It is said that the Sliab na gCailligh in county Meath were created when the Cailleach flew over the area and accidently dropped the stones9. She is strongly associated with several areas in Ireland including the Beara peninsula in Munster and Slieve Daeane in Connacht10. Although she is found in Scotland as well she is not considered a pan-Celtic deity and so there is speculation that she represents a likely pre-Celtic divinity that was absorbed into Celtic culture at a later point11.
The Cailleach in Scotland has a different although related character, associated more tentatively with the harvest but also with the winter and storms. Called the Cailleach Bheur [beur meaning sharp or cutting in Gaidhlig] she was associated with the bitter winter wind and snowstorms as well as with creating geographic features which bear her name12. In the 1917 book “Wonder Tales from Scottish Myth and Legend” we learn that the goddess Bride (Irish Brighid) ruled over the summer half of the year, from Beltane to Samhain, and the other half of the year was ruled by the Cailleach. There are a variety of stories about how the year changed rulers which either feature the two goddesses contending against each other or describe them as aspects of one being. In one version Angus is the Cailleach’s son who falls in love with Bride, so the Cailleach imprisons her which causes winter to come to the land; only when Angus finally succeeds in freeing her on Imbolc does winter begin to relent13. In other versions of the story the Cailleach must drink from a magical spring, either on Imbolc at which point she transforms into Bride, or at Beltane at which point Bride is freed14.
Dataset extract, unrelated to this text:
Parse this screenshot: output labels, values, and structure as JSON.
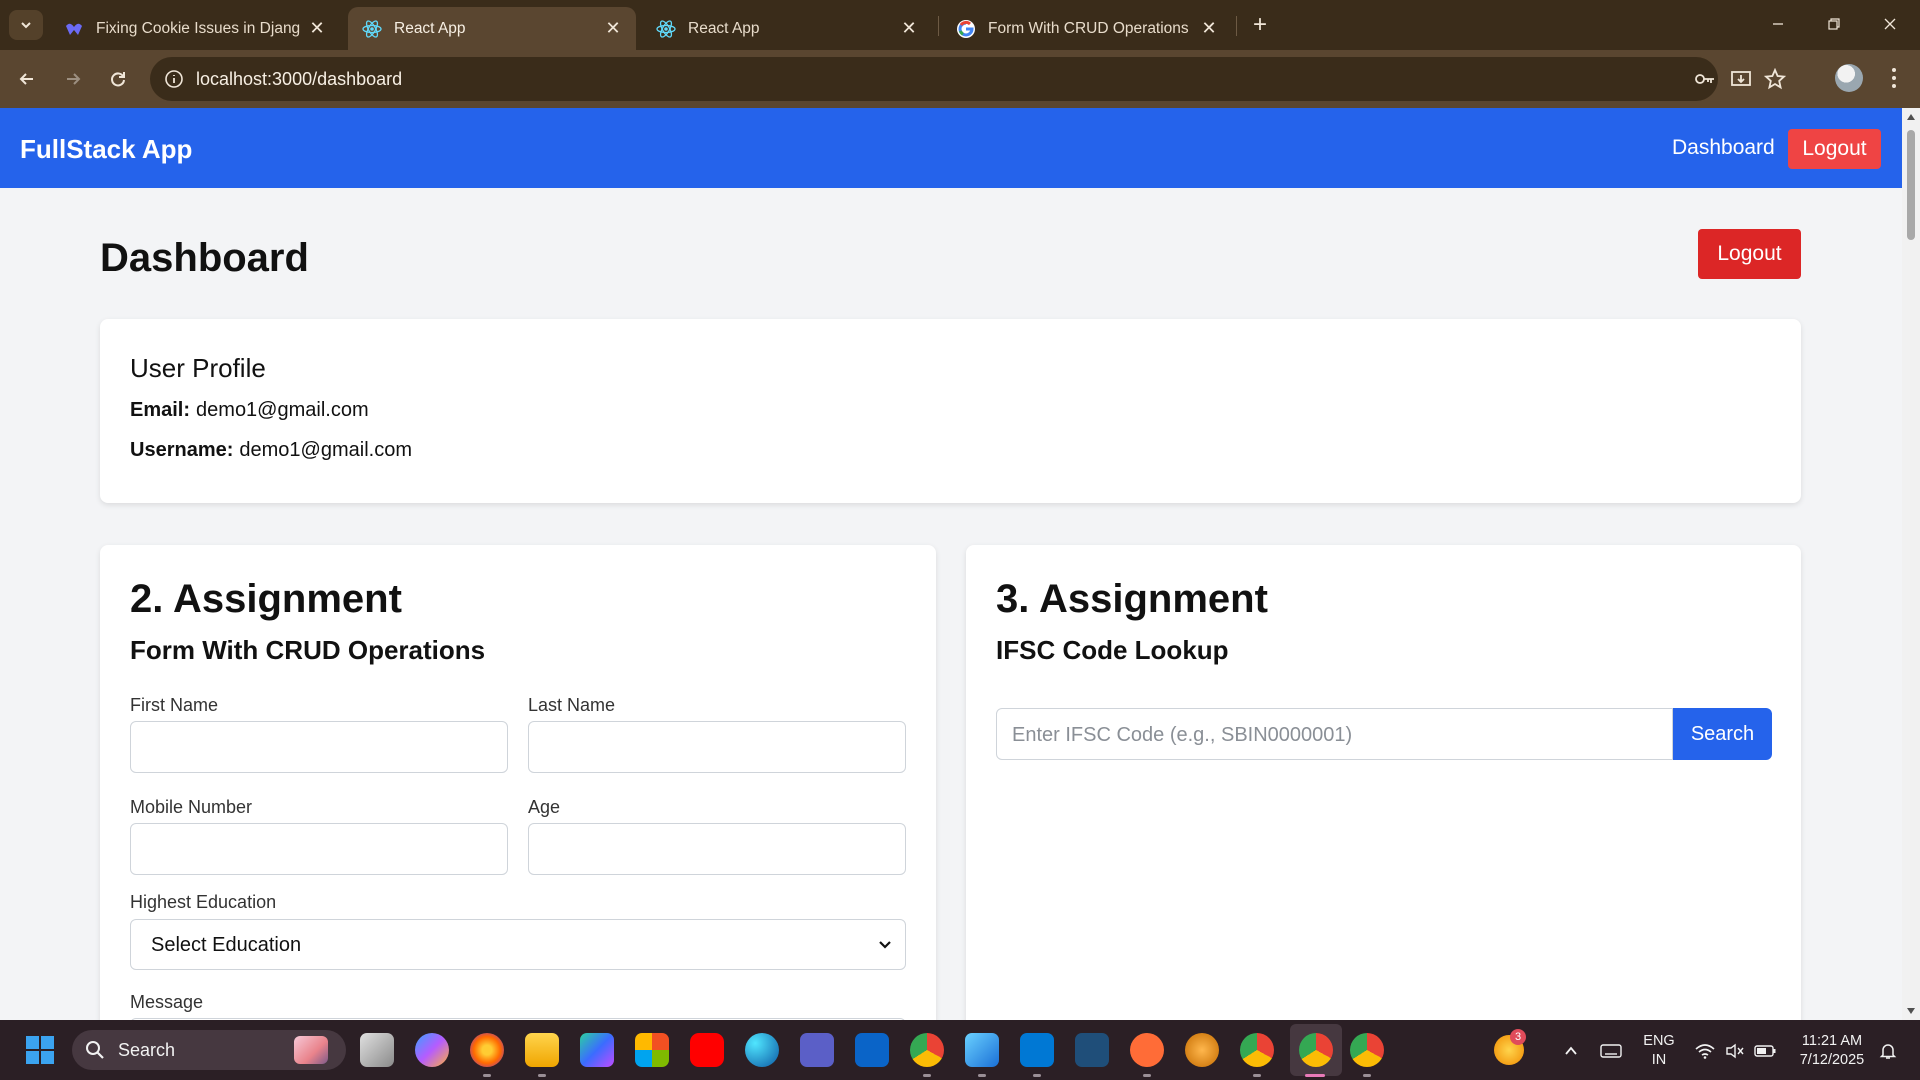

In the Cailleach we see a complex and ancient deity, perhaps rooted in pre-Celtic belief but certainly once a powerful sovereignty goddess. It was she who created several features of the landscape of Ireland and Scotland making her cosmogenically significantly, and she who controls the storms of winter in Scotland. The Cailleach may appear old or young, and may give sovereignty to kings, even divine kings if we see her as Lugh’s wife and the source of his legitimacy as king of the Tuatha De Danann. Although she is often considered a more obscure deity today, and her place among the Tuatha De Danann is somewhat uncertain, she seems to have been very significant historically and certainly maintains a powerful place in folklore today.
2O hOgain, 2006
5O hOgain, 2006
8O hOgain, 2006
14 McNeill; 1959; McIntyre, 2015
MacKillop, J., (1998) A Dictionary of Celtic Mythology
McIntyre, M., (2015). “The Cailleach Bheara: a Study of Scottish Highland Folklore in Literature and Film”. Retrieved from https://www.academia.edu/6088609/The_Cailleach_Bheara_A_Study_of_Scottish_Highland_Folklore_in_Literature_and_Film
McNeill, F., (1959). The Silver Bough, volume 2
Monaghan, P., (2004) Encyclopedia of Celtic Mythology and Folklore